- Be a national system (potentially nested with a definite end for projects);
- Ensure the majority of the benefits reach those living in the forests.
- Not count enhanced forest carbon sequestration that comes from plantations (monoculture Teak, Oil Palm).
Why a national system? Independent projects are great, but they will just push the deforestation around the country - leakage, in other words. If these projects are to be included, it should be within a "nested" approach. This means that projects have a set amount of time (between 5-7 years) to merge their project into the national system, or "nest" it.
It still isn't clear who owns the carbon in the trees in Panama, and that will hopefully be determined in the coming years. To be effective, REDD projects will need to foment other income generating activities to replace the income gained from traditional practices. If the government and/or project promoters capture more than 30% of the cash generated from REDD, there won't be sufficient incentive at the local level to stop deforestation.
Now that REDD is REDD+, (the "+" means the countries/projects can get credit for carbon enhancement), we need to make sure that it is not used to support unsustainable forestry practices such as monoculture plantations. There is also the problem of "additionality" because the majority of the plantations are cultivated for the timber, not carbon capture. Sustainable environmental and social practices should be rewarded, not those that eventually leave land worse off and people not participating in an economically positive manner.

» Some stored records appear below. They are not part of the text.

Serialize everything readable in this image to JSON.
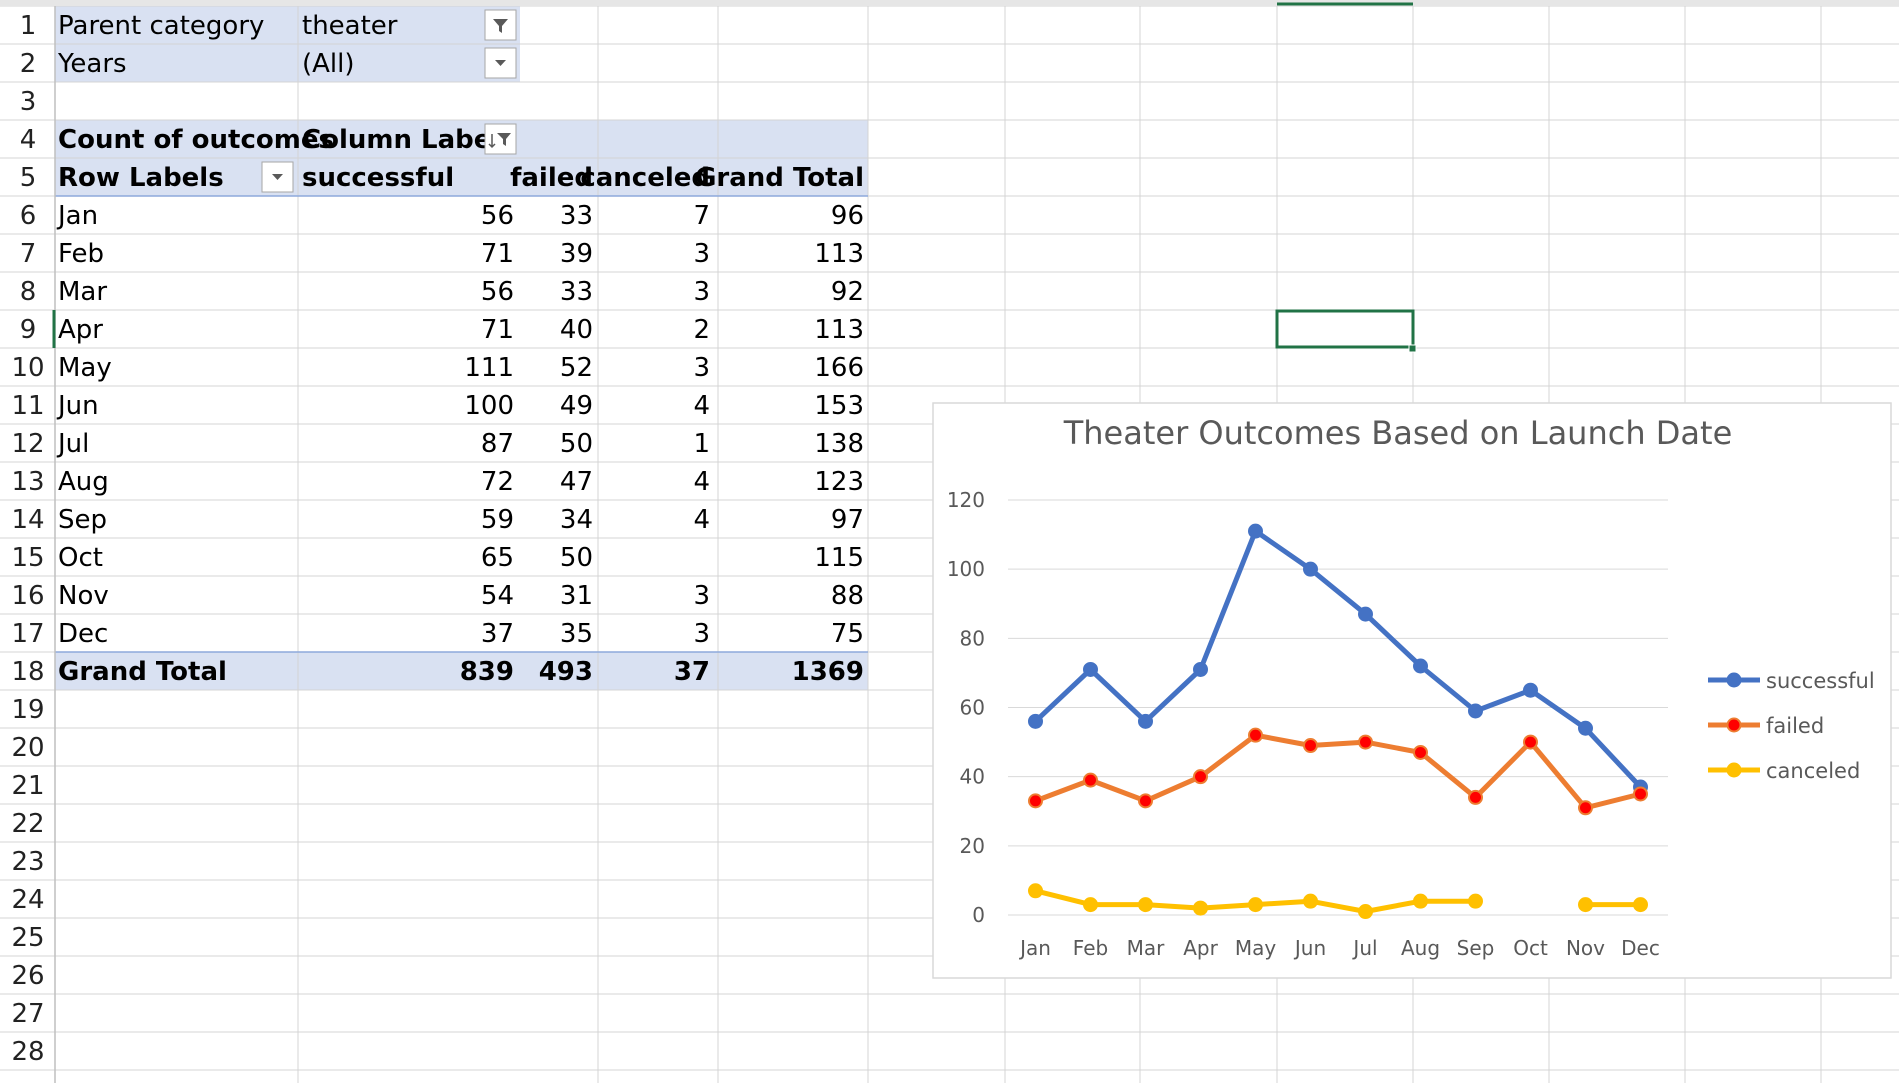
{
  "filters": [
    {
      "label": "Parent category",
      "value": "theater",
      "icon": "filter-active-icon"
    },
    {
      "label": "Years",
      "value": "(All)",
      "icon": "dropdown-icon"
    }
  ],
  "pivot": {
    "corner_label": "Count of outcomes",
    "column_labels": "Column Labels",
    "row_labels": "Row Labels",
    "columns": [
      "successful",
      "failed",
      "canceled",
      "Grand Total"
    ],
    "rows": [
      {
        "label": "Jan",
        "values": [
          "56",
          "33",
          "7",
          "96"
        ]
      },
      {
        "label": "Feb",
        "values": [
          "71",
          "39",
          "3",
          "113"
        ]
      },
      {
        "label": "Mar",
        "values": [
          "56",
          "33",
          "3",
          "92"
        ]
      },
      {
        "label": "Apr",
        "values": [
          "71",
          "40",
          "2",
          "113"
        ]
      },
      {
        "label": "May",
        "values": [
          "111",
          "52",
          "3",
          "166"
        ]
      },
      {
        "label": "Jun",
        "values": [
          "100",
          "49",
          "4",
          "153"
        ]
      },
      {
        "label": "Jul",
        "values": [
          "87",
          "50",
          "1",
          "138"
        ]
      },
      {
        "label": "Aug",
        "values": [
          "72",
          "47",
          "4",
          "123"
        ]
      },
      {
        "label": "Sep",
        "values": [
          "59",
          "34",
          "4",
          "97"
        ]
      },
      {
        "label": "Oct",
        "values": [
          "65",
          "50",
          "",
          "115"
        ]
      },
      {
        "label": "Nov",
        "values": [
          "54",
          "31",
          "3",
          "88"
        ]
      },
      {
        "label": "Dec",
        "values": [
          "37",
          "35",
          "3",
          "75"
        ]
      }
    ],
    "grand_total": {
      "label": "Grand Total",
      "values": [
        "839",
        "493",
        "37",
        "1369"
      ]
    }
  },
  "row_numbers": [
    "1",
    "2",
    "3",
    "4",
    "5",
    "6",
    "7",
    "8",
    "9",
    "10",
    "11",
    "12",
    "13",
    "14",
    "15",
    "16",
    "17",
    "18",
    "19",
    "20",
    "21",
    "22",
    "23",
    "24",
    "25",
    "26",
    "27",
    "28"
  ],
  "selected_row": "9",
  "colors": {
    "pivot_header": "#d9e1f2",
    "gridline": "#d4d4d4",
    "selection": "#217346",
    "successful": "#4472c4",
    "failed": "#ed7d31",
    "failed_marker": "#ff0000",
    "canceled": "#ffc000"
  },
  "chart_data": {
    "type": "line",
    "title": "Theater Outcomes Based on Launch Date",
    "categories": [
      "Jan",
      "Feb",
      "Mar",
      "Apr",
      "May",
      "Jun",
      "Jul",
      "Aug",
      "Sep",
      "Oct",
      "Nov",
      "Dec"
    ],
    "series": [
      {
        "name": "successful",
        "values": [
          56,
          71,
          56,
          71,
          111,
          100,
          87,
          72,
          59,
          65,
          54,
          37
        ]
      },
      {
        "name": "failed",
        "values": [
          33,
          39,
          33,
          40,
          52,
          49,
          50,
          47,
          34,
          50,
          31,
          35
        ]
      },
      {
        "name": "canceled",
        "values": [
          7,
          3,
          3,
          2,
          3,
          4,
          1,
          4,
          4,
          null,
          3,
          3
        ]
      }
    ],
    "yticks": [
      "0",
      "20",
      "40",
      "60",
      "80",
      "100",
      "120"
    ],
    "ylim": [
      0,
      120
    ],
    "grid": true,
    "legend": "right",
    "markers": true
  }
}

Panama just signed onto the Norwegian/French REDD partnership. This is good for Panama because it will help the country move forward in developing the national level systems and laws necessary to financing and knowledge exchange opportunities. It has the opportunity now with the UNREDD funds already approved to move forward and once again be at the forefront of national level REDD.